From Eric Dolphy’s 1963 gem of a record, all the way to Stanton Moore’s set of the same name this April, jazz cats have been using the word “conversations” to title their albums for almost as long as the genre has existed (which at this point spans beyond a century). It’s a term as common in the jazz medium as the word “groove” is in soul or the word “heavy” is in metal. These guys don’t talk with letters — they speak with notes. Intonations. Syncopation. They can walk into a room and begin speaking without ever uttering a word.
Sometimes, the result is electrifying (if you need proof, check out the second volume of Miles Davis’ “Live in Europe” bootleg series, when his quintet slaughtered their way through a set that makes you sweat just thinking about it). Sometimes, the result is confusing (remember all those times you heard people whine about how they don’t “get” jazz music? Chances are they stumbled through countless “conversations” they just couldn’t stomach). And sometimes … .

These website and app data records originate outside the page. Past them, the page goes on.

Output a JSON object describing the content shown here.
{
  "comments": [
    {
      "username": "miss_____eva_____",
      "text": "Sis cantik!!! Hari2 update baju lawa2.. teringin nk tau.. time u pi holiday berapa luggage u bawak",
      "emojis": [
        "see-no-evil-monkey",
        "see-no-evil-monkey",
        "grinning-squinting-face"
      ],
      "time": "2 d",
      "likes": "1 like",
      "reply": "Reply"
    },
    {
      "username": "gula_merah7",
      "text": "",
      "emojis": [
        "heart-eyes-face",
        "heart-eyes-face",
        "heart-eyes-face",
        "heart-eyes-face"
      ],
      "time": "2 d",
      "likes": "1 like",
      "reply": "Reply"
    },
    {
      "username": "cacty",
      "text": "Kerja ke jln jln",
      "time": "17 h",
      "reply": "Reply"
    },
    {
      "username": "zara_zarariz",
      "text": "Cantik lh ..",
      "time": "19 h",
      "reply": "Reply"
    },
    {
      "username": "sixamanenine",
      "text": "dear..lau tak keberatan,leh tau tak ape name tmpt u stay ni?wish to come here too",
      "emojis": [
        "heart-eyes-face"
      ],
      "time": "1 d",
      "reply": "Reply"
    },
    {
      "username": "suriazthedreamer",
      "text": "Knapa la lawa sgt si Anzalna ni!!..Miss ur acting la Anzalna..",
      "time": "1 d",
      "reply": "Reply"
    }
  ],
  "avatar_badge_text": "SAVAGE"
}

… Well, sometimes the result is refreshing. Local(ish) drummer Steve Olson accomplishes this with his latest addition to the “Conversations” catalog, a 15-track set that also serves as his first as a leader. Here’s how it works: Each performance is done live. Each performance features Olson and one other artist. And each performance is, of course, completely improvised, a single snippet of a musical dialogue between drummer and horn. Or drummer and bass. Or drummer and woodwind. Or drummer and … wait for it … drummer.
It’s fascinating stuff if you have the patience for it. Some of the takes work better than others, but even the ones that take a while to warm up to are worth a 10th or 100th listen. The most immediate victories are the obvious ones. “Drop the Sticks!” is a whirlwind of fun, Dave Ballou’s trumpet fabulously complementing the rudimentary patterns of Olson’s stick work (including a moment when you can hear him actually drop drum sticks). By the time the final 20 seconds come around and the two achieve lockstep, you suddenly realize you won’t find a more thrilling climax throughout any of the other 14 performances.
But that’s not to say any of those other 14 performances aren’t captivating in their own ways. The near-seven-minute “Breath of Life,” with Todd Marcus’ bass clarinet, creates space and ambiance with a slow burn as Marcus stabs and laments through the drummer’s pitter-patter. Book-ended by sound effects and ride cymbals, it’s like walking through a forest at 3 a.m. alone and ready to run. The pair’s other offering, “Around the World,” catches the ear equally as attentive, Olson’s repetition providing a great backdrop for the clarinetist’s statement.
Sure, there are times when the idea crosses into unnecessary territory. Closer “They’re So Nice” lacks the fire heard elsewhere while “Smacks” never quite finds the footing it so clearly wants to establish. And yeah, if you think you’re sitting down with any modicum of accessibility, you’ll most likely be wondering what’s so special about a bunch of abstract sounds coming together under one roof.
Yet even though this might not necessarily be a drummer’s take on “Kind of Blue,” it still has layers of value as long as you’re willing to dig. Olson’s talks with fellow stick-man Tony Martucci are downright addicting for a drummer’s ear. “He Says Yes” even manages to find some modicum of a groove, the dichotomy of the ride cymbals and hi-hats combining with the percussive runs felt throughout is spellbinding at its core. Another Olson/Martucci collaboration, “Are We Swingin’?,” is more delicate but no less engrossing.
And engrossing is probably the most acute way to sum up all of Steve Olson’s “Conversations” anyway. Because just like any verbal interaction you might share with another human being, these are the kinds of improvisations that make you think more with each listen. What you hear the first time around will not be the same thing you hear the fifth time. Likewise for the 10th, and so on and so forth. The more you engage, the more you learn, the more you understand. It’s like making a new friend, as the more you discover about your counterpart, the more interesting he or she becomes.
It all adds up to a series of truly great and truly revealing forms of discussion that those with voices should only be so lucky to one-day share.
*** 3 STARS OUT OF 4 ***